* [What is being asked]: Check every line of the records below for the string "appointment" and copy the ones that have it.
BEGIN Material provided
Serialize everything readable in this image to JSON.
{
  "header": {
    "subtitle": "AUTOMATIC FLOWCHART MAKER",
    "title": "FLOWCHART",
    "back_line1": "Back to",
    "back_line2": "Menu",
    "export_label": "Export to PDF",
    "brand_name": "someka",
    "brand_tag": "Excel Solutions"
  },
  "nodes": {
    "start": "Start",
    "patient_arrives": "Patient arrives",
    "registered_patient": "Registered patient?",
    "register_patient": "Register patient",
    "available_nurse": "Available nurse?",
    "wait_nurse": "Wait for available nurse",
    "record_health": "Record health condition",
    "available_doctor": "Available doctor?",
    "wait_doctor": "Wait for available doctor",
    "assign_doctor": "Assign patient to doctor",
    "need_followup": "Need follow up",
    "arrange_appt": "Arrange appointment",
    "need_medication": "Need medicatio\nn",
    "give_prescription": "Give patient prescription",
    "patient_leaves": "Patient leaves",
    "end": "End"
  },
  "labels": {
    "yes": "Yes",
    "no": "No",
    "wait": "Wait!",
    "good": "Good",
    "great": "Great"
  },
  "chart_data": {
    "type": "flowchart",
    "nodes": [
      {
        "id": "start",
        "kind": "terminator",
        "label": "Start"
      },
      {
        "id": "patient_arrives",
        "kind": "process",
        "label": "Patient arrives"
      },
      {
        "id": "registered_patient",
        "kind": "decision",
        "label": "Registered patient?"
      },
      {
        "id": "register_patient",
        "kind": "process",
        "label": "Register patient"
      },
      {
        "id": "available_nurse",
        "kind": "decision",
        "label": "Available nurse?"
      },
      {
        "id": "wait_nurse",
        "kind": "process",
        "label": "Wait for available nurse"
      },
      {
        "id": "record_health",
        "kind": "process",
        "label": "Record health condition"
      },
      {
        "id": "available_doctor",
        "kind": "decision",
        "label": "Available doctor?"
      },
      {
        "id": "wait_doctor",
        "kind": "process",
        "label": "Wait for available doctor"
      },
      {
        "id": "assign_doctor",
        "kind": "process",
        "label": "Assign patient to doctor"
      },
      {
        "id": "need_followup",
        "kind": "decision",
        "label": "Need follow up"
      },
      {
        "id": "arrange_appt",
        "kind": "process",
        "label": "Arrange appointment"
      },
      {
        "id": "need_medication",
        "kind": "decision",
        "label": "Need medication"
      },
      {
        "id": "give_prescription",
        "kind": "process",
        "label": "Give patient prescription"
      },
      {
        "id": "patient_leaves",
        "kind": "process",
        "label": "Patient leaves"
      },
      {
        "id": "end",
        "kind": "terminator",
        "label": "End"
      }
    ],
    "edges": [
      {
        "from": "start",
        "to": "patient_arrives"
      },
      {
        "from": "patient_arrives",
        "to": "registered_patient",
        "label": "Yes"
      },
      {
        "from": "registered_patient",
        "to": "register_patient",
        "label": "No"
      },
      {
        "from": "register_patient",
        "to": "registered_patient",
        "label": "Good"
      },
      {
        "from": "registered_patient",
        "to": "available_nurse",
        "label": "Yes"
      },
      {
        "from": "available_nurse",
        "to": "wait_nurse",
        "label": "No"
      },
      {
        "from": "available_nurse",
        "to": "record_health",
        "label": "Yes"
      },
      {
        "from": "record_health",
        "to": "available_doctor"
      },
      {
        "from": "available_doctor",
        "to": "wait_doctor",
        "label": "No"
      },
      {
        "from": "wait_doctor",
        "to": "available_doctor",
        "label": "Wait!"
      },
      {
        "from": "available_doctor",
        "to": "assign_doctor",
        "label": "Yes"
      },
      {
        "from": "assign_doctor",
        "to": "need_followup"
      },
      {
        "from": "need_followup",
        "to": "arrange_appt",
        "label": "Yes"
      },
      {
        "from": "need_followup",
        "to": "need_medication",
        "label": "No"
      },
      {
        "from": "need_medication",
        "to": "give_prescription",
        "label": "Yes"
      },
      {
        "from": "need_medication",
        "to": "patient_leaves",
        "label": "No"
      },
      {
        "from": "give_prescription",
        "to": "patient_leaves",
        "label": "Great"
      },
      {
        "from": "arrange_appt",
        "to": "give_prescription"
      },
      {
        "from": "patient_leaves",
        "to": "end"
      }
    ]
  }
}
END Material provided
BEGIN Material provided
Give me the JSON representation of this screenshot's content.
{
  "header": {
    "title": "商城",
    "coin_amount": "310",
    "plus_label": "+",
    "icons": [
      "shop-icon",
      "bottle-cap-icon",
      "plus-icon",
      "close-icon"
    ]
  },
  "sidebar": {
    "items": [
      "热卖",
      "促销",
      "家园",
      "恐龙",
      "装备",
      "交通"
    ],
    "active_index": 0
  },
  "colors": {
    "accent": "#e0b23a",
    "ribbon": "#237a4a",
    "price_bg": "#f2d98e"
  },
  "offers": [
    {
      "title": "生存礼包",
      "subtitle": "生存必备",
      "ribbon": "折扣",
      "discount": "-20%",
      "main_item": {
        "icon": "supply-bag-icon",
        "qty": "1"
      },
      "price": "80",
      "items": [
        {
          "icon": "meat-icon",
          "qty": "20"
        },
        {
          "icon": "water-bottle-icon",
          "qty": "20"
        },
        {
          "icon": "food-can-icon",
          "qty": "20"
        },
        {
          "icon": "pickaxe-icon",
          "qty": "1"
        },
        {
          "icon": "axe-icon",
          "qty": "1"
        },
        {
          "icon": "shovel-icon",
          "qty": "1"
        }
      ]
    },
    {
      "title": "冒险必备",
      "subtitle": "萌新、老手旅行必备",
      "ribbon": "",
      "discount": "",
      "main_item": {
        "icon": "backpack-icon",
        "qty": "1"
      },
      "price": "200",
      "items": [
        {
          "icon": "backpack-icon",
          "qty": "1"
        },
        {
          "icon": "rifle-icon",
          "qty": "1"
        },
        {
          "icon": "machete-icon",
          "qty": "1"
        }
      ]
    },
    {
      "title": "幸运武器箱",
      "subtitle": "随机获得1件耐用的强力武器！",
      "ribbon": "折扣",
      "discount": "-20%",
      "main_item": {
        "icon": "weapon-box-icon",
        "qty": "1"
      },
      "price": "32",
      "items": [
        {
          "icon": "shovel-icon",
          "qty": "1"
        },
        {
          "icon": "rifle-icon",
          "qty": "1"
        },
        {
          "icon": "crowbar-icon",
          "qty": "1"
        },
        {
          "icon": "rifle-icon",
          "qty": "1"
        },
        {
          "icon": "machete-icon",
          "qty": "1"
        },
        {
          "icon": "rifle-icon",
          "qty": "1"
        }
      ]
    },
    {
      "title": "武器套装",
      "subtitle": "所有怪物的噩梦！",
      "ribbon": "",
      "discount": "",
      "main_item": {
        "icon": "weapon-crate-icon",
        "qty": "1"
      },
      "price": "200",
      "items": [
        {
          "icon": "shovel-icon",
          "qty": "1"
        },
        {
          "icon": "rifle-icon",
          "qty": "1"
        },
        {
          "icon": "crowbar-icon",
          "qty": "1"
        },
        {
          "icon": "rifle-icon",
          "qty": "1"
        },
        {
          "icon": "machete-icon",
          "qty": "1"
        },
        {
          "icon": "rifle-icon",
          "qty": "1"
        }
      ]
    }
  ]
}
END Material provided
* [Response]:
    "arrange_appt": "Arrange appointment",
        "label": "Arrange appointment"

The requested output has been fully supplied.